If you don't want to do that, choose "Allow frame skipping." Now when you click play, it's gonna drop frames, but quickly show you a preview. Every time it goes through, it'll preview a few more frames, and load that in. Now if you find that jerkiness bothersome, and you'd really like to get a better idea, just turn the frame skipping off. While you're in that menu it's also a good idea to check the timeline frame rate. "Set timeline frame rate" will allow you to use a pop-up preset menu and you can choose frame rates that are adequate for web animation or broadcast frame rates, and that'll fix things.
So now when you preview that it'll build out new frames and it animates the property. You can of course go through and select the other layers, and remember, not only can you animate the 3D mesh to change its position, but you can also work with things like animating the 3D camera, or animating the 3D lights. Let's see that arrow move here. Looks good. And what I'd like to do is select the overall camera.
Now each of these has its own camera position, so you could tweak this and move the 3D camera around per object, or you could take a look and actually make a few other adjustments using the current view. So, there you go, by selecting those properties you can make tweaks and key frame the camera position and this would allow you to further refine different movement within the scene. Once you're satisfied with everything, just choose "File," "Export," "Render video," and then using the standard Photoshop dialogue box you could target a location, select a format, for example, a QuickTime movie or a DPX image sequence, choose a preset, animation works well for embedded transparency, and then target the frame rate and when you're all set click "Render" to write the file.
- Designing lower thirds in Photoshop
- Creating alpha channels in Photoshop
- Designing 3D type in Photoshop
- Distressing text
- Creating a watermark
- Animating text with After Effects

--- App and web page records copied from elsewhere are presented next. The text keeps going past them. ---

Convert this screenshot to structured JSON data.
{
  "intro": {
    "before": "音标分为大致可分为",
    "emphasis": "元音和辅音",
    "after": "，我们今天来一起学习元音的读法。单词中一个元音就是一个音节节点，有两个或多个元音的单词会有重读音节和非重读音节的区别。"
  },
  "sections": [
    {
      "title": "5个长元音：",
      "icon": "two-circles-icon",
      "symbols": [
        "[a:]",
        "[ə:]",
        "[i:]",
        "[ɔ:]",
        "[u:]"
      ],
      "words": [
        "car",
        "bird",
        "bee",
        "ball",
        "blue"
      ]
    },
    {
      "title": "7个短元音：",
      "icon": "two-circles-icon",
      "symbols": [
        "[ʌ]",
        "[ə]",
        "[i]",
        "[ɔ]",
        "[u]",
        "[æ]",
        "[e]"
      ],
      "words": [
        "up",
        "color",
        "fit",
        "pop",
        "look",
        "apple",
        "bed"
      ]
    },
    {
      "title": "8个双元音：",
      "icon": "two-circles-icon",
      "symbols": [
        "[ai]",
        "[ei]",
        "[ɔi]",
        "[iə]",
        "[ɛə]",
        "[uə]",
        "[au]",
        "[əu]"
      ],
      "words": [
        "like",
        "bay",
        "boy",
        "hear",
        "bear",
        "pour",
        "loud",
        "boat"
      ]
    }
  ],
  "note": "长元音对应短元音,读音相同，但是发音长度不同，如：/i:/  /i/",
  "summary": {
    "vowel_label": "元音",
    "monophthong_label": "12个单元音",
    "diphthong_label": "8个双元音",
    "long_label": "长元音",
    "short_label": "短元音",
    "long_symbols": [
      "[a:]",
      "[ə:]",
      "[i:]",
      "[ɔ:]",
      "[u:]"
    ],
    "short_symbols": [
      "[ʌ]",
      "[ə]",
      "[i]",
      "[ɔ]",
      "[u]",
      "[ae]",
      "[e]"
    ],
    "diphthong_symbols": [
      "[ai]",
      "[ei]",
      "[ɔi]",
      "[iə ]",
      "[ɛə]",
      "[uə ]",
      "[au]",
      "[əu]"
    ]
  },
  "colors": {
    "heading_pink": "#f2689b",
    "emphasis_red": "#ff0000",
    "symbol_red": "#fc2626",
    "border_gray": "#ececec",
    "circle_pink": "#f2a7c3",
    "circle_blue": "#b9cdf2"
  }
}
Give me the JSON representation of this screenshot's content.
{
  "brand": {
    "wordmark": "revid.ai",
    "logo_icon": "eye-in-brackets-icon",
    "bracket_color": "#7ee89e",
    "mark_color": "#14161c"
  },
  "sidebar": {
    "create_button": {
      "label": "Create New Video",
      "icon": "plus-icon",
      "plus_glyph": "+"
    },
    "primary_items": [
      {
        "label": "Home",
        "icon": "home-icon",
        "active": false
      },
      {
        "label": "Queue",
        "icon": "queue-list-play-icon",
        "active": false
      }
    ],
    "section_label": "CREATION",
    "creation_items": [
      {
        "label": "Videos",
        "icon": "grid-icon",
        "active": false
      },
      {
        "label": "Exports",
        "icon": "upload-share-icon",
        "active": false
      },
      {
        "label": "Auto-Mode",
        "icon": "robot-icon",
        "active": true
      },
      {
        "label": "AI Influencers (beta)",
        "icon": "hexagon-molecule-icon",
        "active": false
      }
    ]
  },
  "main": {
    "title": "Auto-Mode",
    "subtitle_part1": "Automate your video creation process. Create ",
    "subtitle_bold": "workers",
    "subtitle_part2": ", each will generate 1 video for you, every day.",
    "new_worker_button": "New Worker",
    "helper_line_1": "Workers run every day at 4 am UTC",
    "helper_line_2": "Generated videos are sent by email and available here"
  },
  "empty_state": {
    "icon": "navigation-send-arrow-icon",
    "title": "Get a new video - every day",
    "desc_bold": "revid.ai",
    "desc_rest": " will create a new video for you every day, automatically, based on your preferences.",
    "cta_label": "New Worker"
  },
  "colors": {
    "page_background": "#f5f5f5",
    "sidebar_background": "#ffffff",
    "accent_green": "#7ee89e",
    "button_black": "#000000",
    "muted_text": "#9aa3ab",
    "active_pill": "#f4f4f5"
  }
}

- Using and customizing animation presets
- Extruding 3D text in After Effects
- Creating titles in Premiere Pro
- Adding a logo to a lower third
- Linking text